Task statement =>
The records that follow need to be printed exactly. Leave out each image.

Element data from apps and pages:
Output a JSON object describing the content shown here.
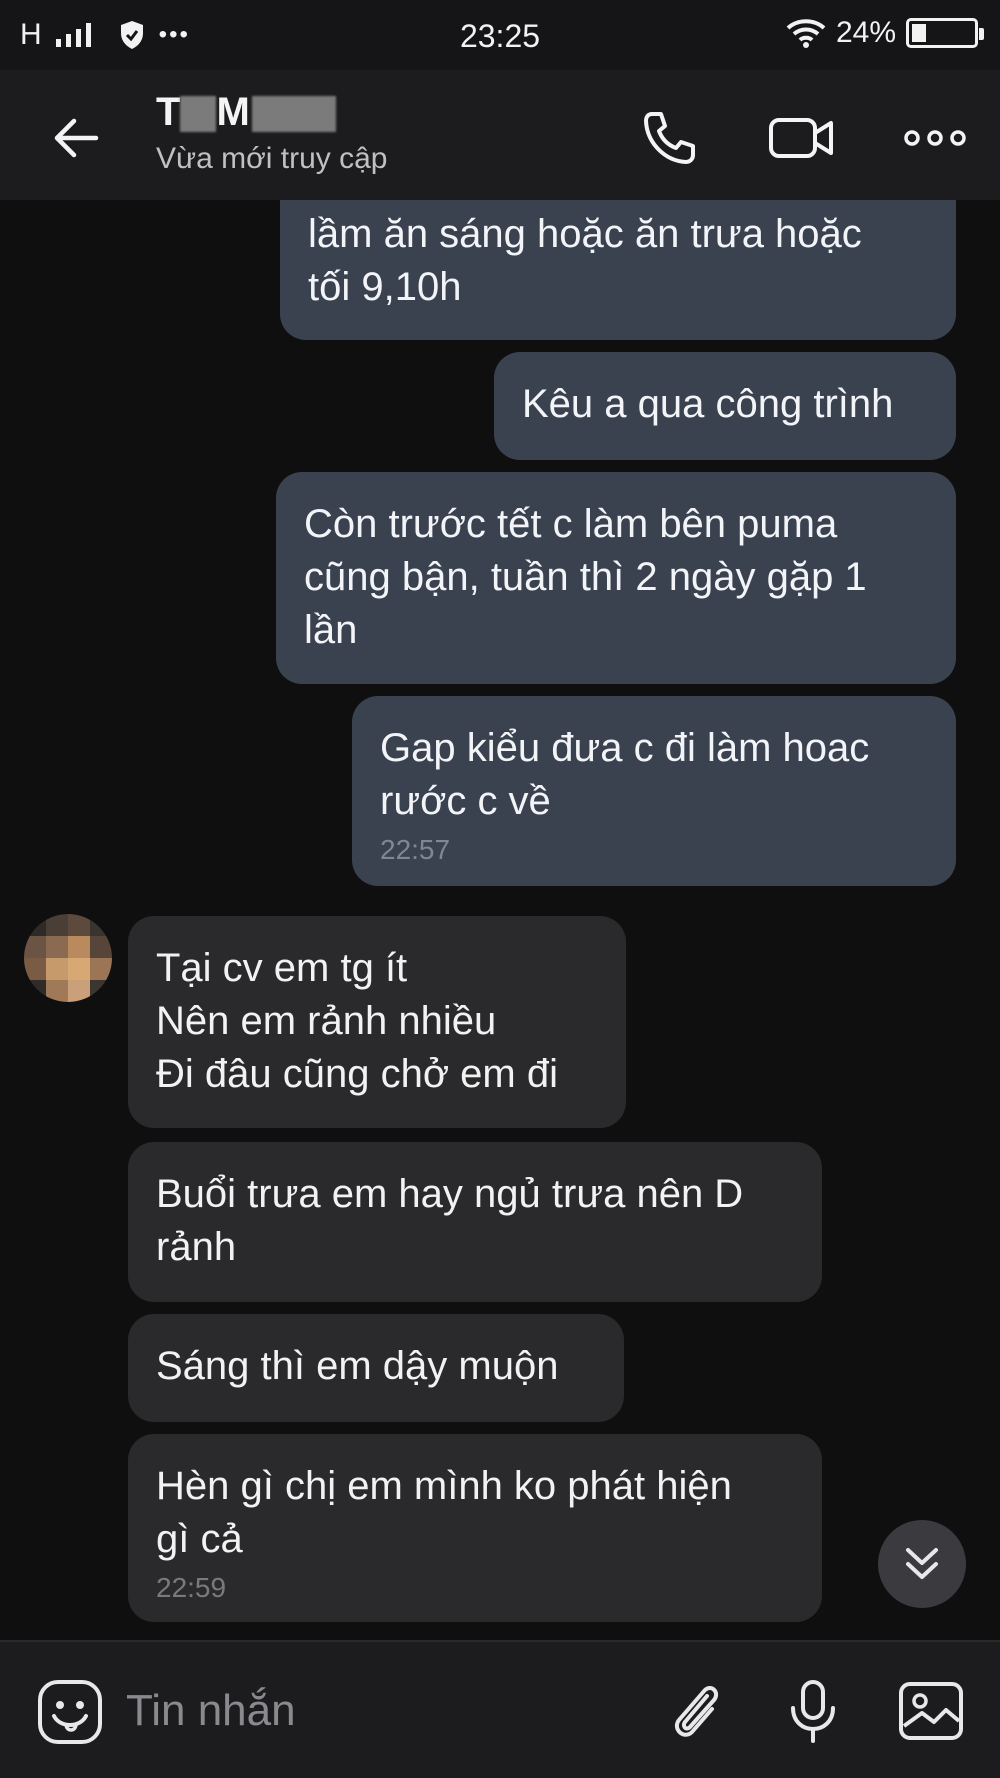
{
  "status_bar": {
    "network": "H",
    "time": "23:25",
    "battery_percent": "24%",
    "battery_level": 0.24,
    "more": "•••"
  },
  "header": {
    "contact_name_initial_1": "T",
    "contact_name_initial_2": "M",
    "contact_status": "Vừa mới truy cập"
  },
  "messages": [
    {
      "direction": "out",
      "lines": [
        "lầm ăn sáng hoặc ăn trưa hoặc",
        "tối 9,10h"
      ],
      "time": ""
    },
    {
      "direction": "out",
      "lines": [
        "Kêu a qua công trình"
      ],
      "time": ""
    },
    {
      "direction": "out",
      "lines": [
        "Còn trước tết c làm bên puma",
        "cũng bận, tuần thì 2 ngày gặp 1",
        "lần"
      ],
      "time": ""
    },
    {
      "direction": "out",
      "lines": [
        "Gap kiểu đưa c đi làm hoac",
        "rước c về"
      ],
      "time": "22:57"
    },
    {
      "direction": "in",
      "lines": [
        "Tại cv em tg ít",
        "Nên em rảnh nhiều",
        "Đi đâu cũng chở em đi"
      ],
      "time": ""
    },
    {
      "direction": "in",
      "lines": [
        "Buổi trưa em hay ngủ trưa nên D",
        "rảnh"
      ],
      "time": ""
    },
    {
      "direction": "in",
      "lines": [
        "Sáng thì em dậy muộn"
      ],
      "time": ""
    },
    {
      "direction": "in",
      "lines": [
        "Hèn gì chị em mình ko phát hiện",
        "gì cả"
      ],
      "time": "22:59"
    }
  ],
  "composer": {
    "placeholder": "Tin nhắn"
  },
  "colors": {
    "background": "#0f0f10",
    "outgoing_bubble": "#3a4250",
    "incoming_bubble": "#2a2a2c",
    "header": "#1c1c1e"
  },
  "icons": {
    "back": "back-arrow-icon",
    "call": "phone-icon",
    "video": "video-camera-icon",
    "menu": "more-options-icon",
    "scroll": "double-chevron-down-icon",
    "emoji": "sticker-emoji-icon",
    "attach": "paperclip-icon",
    "mic": "microphone-icon",
    "image": "image-gallery-icon"
  }
}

Output for this exercise =>
Output a JSON object describing the content shown here.
{
  "status_bar": {
    "network": "H",
    "time": "23:25",
    "battery_percent": "24%",
    "battery_level": 0.24,
    "more": "•••"
  },
  "header": {
    "contact_name_initial_1": "T",
    "contact_name_initial_2": "M",
    "contact_status": "Vừa mới truy cập"
  },
  "messages": [
    {
      "direction": "out",
      "lines": [
        "lầm ăn sáng hoặc ăn trưa hoặc",
        "tối 9,10h"
      ],
      "time": ""
    },
    {
      "direction": "out",
      "lines": [
        "Kêu a qua công trình"
      ],
      "time": ""
    },
    {
      "direction": "out",
      "lines": [
        "Còn trước tết c làm bên puma",
        "cũng bận, tuần thì 2 ngày gặp 1",
        "lần"
      ],
      "time": ""
    },
    {
      "direction": "out",
      "lines": [
        "Gap kiểu đưa c đi làm hoac",
        "rước c về"
      ],
      "time": "22:57"
    },
    {
      "direction": "in",
      "lines": [
        "Tại cv em tg ít",
        "Nên em rảnh nhiều",
        "Đi đâu cũng chở em đi"
      ],
      "time": ""
    },
    {
      "direction": "in",
      "lines": [
        "Buổi trưa em hay ngủ trưa nên D",
        "rảnh"
      ],
      "time": ""
    },
    {
      "direction": "in",
      "lines": [
        "Sáng thì em dậy muộn"
      ],
      "time": ""
    },
    {
      "direction": "in",
      "lines": [
        "Hèn gì chị em mình ko phát hiện",
        "gì cả"
      ],
      "time": "22:59"
    }
  ],
  "composer": {
    "placeholder": "Tin nhắn"
  },
  "colors": {
    "background": "#0f0f10",
    "outgoing_bubble": "#3a4250",
    "incoming_bubble": "#2a2a2c",
    "header": "#1c1c1e"
  },
  "icons": {
    "back": "back-arrow-icon",
    "call": "phone-icon",
    "video": "video-camera-icon",
    "menu": "more-options-icon",
    "scroll": "double-chevron-down-icon",
    "emoji": "sticker-emoji-icon",
    "attach": "paperclip-icon",
    "mic": "microphone-icon",
    "image": "image-gallery-icon"
  }
}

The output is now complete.